Keach, who attended architectural school, recently retired from teaching after 21 years at the Helen R. Donaghue School in Merrimac. Now she visits her mother and works in the studio alongside her at least three times a week.
“I have loved art all my life and loved to paint. Now I have the time to do it, ”Keach said. “It’s great to be able to come and share time with my mom and build this business with her. “
“I’m so excited to have a daughter who can do all the grunt work,” Gray said with a laugh.
Gray says she and her daughter inspire each other. “We have the same level of energy. We’re both real workaholics, ”Gray added. “We always look at other people’s art, read about it, learn about it… wherever we go.”
Inspired by oysters
Recently the two collaborated on a work of art. They were inspired during a visit to The Black Whale and tasted half a dozen oysters together.
“We were just looking at the seashells, noticing how beautiful they were,” Gray said. “They were all wet, juicy and each was absolutely different from each other.”

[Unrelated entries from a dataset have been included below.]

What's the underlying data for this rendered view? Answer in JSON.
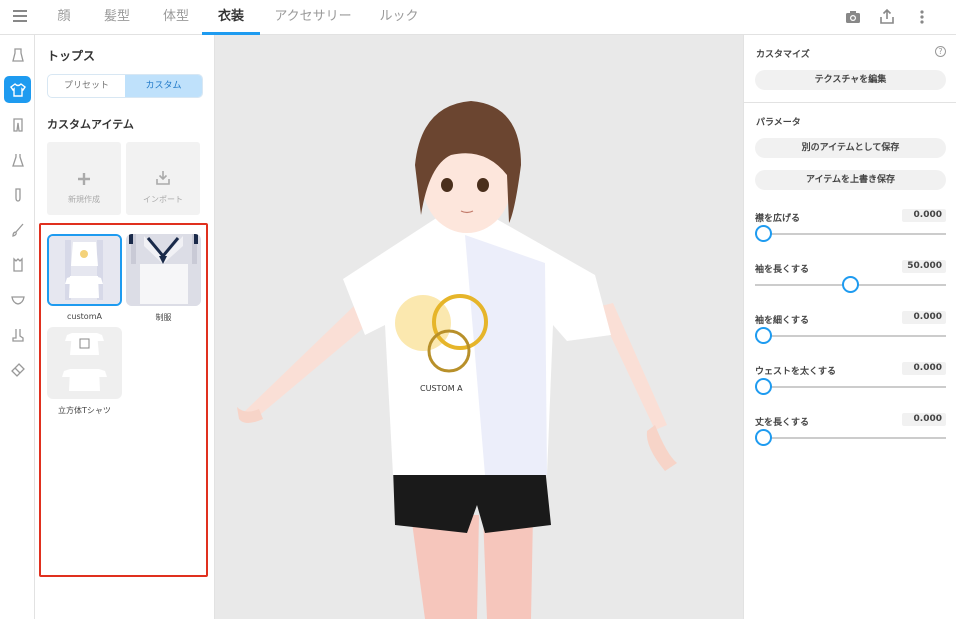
{
  "topbar": {
    "tabs": [
      {
        "label": "顔"
      },
      {
        "label": "髪型"
      },
      {
        "label": "体型"
      },
      {
        "label": "衣装"
      },
      {
        "label": "アクセサリー"
      },
      {
        "label": "ルック"
      }
    ],
    "active_tab": "衣装",
    "icons": [
      "camera-icon",
      "share-icon",
      "more-vertical-icon"
    ]
  },
  "rail": {
    "icons": [
      "hat-icon",
      "tops-icon",
      "pants-icon",
      "dress-icon",
      "socks-icon",
      "brush-icon",
      "jacket-icon",
      "underwear-icon",
      "boots-icon",
      "eraser-icon"
    ],
    "active_index": 1
  },
  "left_panel": {
    "title": "トップス",
    "segments": [
      {
        "label": "プリセット"
      },
      {
        "label": "カスタム"
      }
    ],
    "active_segment": "カスタム",
    "section_title": "カスタムアイテム",
    "actions": [
      {
        "label": "新規作成",
        "icon": "plus-icon"
      },
      {
        "label": "インポート",
        "icon": "import-icon"
      }
    ],
    "items": [
      {
        "name": "customA",
        "selected": true
      },
      {
        "name": "制服",
        "selected": false
      },
      {
        "name": "立方体Tシャツ",
        "selected": false
      }
    ]
  },
  "viewport": {
    "shirt_print_text": "CUSTOM A"
  },
  "right_panel": {
    "customize_heading": "カスタマイズ",
    "edit_texture_label": "テクスチャを編集",
    "params_heading": "パラメータ",
    "save_as_new_label": "別のアイテムとして保存",
    "overwrite_label": "アイテムを上書き保存",
    "params": [
      {
        "label": "襟を広げる",
        "value": "0.000",
        "fraction": 0.0
      },
      {
        "label": "袖を長くする",
        "value": "50.000",
        "fraction": 0.5
      },
      {
        "label": "袖を細くする",
        "value": "0.000",
        "fraction": 0.0
      },
      {
        "label": "ウェストを太くする",
        "value": "0.000",
        "fraction": 0.0
      },
      {
        "label": "丈を長くする",
        "value": "0.000",
        "fraction": 0.0
      }
    ]
  },
  "colors": {
    "accent": "#1e9bf0",
    "highlight": "#e0301e"
  }
}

They took back the shells and painted a series called “A Dozen Oysters on the Half-Shell” which included 12 oyster paintings, six painted by each of them. It was accompanied by a poem written by Gray.
“Everyone who sees them loves them. But we don’t want to separate them, ”Gray said.
In addition to offering their work for purchase, they also hope to give workshops at the studio when COVID-19 security restrictions are lifted for their type of space.
“We’re both grassroots teachers,” Gray said, adding that his main goal was to inspire others to create. “I can’t imagine how anyone can live without art or at least be able to look at art and appreciate it.”
“I hope when people come to the studio they see us,” Keach added. “And it helps other people see that they can do art too.”
Standard-Times team writer Seth Chitwood can be reached at [email protected] Follow him on twitter: @ChitwoodReports. Support local journalism by purchasing a digital or print subscription to The Standard-Times today.